▶ **Exercise description**: Identify every line in the records below that contains the word "title", and copy each of those lines.

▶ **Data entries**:

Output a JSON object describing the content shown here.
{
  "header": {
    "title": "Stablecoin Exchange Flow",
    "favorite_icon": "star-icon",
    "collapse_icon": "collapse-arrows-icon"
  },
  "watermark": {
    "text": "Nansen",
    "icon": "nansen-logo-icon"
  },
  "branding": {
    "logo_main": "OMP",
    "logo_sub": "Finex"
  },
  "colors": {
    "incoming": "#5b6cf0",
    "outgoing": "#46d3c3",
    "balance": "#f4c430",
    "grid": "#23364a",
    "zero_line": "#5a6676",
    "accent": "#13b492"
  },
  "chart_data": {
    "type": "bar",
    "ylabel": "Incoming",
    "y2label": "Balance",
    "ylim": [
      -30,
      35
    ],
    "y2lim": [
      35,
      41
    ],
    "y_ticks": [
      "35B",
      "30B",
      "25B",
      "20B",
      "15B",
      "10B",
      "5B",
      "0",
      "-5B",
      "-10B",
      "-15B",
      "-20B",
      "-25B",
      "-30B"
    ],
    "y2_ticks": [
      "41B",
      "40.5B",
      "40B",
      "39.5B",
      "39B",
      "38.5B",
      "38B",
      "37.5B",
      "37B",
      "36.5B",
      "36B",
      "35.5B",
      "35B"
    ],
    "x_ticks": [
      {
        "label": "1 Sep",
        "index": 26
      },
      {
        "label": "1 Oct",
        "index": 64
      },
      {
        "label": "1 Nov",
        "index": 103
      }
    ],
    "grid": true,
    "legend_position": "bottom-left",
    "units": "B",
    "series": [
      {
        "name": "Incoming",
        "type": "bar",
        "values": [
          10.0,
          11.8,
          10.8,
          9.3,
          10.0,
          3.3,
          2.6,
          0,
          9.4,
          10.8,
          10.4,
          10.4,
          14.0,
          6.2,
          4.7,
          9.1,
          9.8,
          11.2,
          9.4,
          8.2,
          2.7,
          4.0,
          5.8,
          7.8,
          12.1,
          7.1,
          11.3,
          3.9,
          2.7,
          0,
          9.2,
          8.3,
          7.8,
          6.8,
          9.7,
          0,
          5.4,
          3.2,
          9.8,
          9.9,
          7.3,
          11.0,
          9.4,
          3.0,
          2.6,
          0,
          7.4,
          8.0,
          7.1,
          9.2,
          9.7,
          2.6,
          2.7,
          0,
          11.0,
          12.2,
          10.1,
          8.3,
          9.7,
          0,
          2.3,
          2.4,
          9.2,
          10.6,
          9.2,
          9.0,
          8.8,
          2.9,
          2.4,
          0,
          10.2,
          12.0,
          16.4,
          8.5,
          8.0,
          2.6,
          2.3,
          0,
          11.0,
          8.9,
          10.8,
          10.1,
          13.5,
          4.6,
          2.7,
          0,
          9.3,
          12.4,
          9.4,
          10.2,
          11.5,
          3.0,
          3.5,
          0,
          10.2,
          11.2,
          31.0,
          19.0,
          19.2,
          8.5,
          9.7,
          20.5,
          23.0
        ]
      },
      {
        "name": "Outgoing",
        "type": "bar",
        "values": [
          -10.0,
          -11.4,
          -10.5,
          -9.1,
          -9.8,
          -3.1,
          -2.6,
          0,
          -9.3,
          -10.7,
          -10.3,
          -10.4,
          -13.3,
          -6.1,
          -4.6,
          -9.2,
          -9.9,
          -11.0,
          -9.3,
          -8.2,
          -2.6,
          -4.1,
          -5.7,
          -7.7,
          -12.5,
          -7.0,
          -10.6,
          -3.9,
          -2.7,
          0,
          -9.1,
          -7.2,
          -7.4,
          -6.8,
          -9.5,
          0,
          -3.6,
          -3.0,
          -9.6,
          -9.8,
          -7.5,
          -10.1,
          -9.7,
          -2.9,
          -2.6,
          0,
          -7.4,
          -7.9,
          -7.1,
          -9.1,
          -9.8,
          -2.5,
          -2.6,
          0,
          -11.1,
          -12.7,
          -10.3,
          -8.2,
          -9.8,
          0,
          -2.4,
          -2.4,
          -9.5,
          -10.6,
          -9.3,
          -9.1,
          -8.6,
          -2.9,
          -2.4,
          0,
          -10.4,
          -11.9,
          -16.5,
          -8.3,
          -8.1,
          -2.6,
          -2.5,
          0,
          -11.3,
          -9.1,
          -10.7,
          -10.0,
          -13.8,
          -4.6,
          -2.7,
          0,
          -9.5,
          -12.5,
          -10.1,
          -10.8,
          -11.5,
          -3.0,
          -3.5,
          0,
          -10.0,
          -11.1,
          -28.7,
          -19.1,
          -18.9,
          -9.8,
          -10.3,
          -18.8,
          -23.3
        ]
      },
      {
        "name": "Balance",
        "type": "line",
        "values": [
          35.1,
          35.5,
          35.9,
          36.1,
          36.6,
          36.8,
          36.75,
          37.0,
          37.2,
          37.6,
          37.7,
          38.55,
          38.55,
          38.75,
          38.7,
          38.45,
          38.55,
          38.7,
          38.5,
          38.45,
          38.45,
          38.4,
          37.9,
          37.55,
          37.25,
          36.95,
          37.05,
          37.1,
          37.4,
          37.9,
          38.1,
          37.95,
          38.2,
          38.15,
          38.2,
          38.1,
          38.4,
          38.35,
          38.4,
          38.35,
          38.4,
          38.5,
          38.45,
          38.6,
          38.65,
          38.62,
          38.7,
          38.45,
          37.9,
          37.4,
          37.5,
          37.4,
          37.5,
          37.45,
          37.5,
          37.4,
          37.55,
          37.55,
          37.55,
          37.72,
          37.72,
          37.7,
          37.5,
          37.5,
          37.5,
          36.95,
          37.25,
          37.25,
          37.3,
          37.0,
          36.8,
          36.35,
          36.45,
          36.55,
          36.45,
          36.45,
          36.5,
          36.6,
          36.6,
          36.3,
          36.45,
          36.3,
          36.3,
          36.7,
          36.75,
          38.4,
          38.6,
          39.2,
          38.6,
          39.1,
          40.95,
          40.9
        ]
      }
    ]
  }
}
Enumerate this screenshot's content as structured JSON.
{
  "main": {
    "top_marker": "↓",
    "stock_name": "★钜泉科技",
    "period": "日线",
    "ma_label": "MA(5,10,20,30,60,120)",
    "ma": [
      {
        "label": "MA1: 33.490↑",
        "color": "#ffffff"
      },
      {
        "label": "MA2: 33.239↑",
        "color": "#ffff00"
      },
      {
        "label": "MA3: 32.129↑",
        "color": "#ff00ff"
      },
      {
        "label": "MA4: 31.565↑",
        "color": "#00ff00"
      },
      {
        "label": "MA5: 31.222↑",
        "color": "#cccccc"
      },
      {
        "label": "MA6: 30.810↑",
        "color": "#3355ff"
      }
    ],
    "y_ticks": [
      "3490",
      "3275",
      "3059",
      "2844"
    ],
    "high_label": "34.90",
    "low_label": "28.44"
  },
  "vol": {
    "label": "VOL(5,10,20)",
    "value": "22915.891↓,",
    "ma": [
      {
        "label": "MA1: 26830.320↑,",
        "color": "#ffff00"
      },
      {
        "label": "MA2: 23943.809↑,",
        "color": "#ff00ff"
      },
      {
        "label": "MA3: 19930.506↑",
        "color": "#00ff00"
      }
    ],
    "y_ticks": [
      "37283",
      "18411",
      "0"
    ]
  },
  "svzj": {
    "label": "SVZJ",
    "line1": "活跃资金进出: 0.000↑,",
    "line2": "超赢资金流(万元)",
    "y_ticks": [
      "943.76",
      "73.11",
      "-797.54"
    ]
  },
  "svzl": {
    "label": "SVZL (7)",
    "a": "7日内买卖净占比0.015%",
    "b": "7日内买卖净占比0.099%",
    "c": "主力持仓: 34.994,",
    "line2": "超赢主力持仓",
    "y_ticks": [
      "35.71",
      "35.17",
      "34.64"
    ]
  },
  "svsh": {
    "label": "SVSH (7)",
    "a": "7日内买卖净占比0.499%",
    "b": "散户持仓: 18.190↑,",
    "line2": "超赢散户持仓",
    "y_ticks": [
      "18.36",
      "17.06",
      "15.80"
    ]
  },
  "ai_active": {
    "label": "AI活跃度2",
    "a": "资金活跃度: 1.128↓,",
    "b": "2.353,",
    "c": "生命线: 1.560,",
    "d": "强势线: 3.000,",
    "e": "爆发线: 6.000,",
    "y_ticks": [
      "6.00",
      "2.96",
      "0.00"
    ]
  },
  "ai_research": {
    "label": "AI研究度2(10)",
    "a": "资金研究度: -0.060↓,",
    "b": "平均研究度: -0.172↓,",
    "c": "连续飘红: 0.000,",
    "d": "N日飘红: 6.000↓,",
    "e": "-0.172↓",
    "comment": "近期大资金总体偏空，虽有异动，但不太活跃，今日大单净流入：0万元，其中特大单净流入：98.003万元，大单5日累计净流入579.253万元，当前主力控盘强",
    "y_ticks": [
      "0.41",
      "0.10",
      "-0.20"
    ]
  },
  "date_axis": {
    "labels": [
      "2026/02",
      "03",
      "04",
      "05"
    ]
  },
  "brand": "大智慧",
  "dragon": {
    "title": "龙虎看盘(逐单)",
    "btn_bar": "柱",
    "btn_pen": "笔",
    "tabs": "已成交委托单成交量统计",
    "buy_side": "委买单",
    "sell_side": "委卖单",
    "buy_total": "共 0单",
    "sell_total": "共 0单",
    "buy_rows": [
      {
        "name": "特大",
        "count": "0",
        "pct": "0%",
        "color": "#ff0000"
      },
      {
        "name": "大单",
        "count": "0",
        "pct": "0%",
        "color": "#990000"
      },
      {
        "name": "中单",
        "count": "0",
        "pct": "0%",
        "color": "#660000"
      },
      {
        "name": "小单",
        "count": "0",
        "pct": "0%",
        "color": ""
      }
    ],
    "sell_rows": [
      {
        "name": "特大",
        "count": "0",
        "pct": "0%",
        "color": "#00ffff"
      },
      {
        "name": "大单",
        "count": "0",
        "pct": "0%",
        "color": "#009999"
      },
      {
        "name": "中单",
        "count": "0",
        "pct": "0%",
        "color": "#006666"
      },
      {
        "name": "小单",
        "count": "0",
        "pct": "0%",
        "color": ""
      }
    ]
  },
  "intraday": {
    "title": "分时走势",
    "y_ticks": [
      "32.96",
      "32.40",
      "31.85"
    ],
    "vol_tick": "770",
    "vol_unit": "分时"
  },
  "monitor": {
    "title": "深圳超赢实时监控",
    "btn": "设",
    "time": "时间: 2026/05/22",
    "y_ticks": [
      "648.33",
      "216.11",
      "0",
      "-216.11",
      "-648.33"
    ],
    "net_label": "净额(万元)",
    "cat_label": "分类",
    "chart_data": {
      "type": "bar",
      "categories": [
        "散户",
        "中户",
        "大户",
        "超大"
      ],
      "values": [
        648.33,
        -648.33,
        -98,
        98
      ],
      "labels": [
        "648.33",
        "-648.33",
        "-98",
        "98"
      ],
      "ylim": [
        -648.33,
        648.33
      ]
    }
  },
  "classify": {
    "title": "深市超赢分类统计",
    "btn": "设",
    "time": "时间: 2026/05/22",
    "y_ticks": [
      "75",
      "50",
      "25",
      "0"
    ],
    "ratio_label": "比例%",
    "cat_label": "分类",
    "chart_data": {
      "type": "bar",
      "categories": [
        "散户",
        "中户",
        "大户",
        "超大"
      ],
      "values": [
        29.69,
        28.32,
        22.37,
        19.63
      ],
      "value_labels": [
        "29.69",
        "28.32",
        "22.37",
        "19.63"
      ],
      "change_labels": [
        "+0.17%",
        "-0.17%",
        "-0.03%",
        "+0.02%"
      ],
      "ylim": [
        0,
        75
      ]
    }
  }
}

▶ **Task output**:
    "title": "Stablecoin Exchange Flow",
    "title": "龙虎看盘(逐单)",
    "title": "分时走势",
    "title": "深圳超赢实时监控",
    "title": "深市超赢分类统计",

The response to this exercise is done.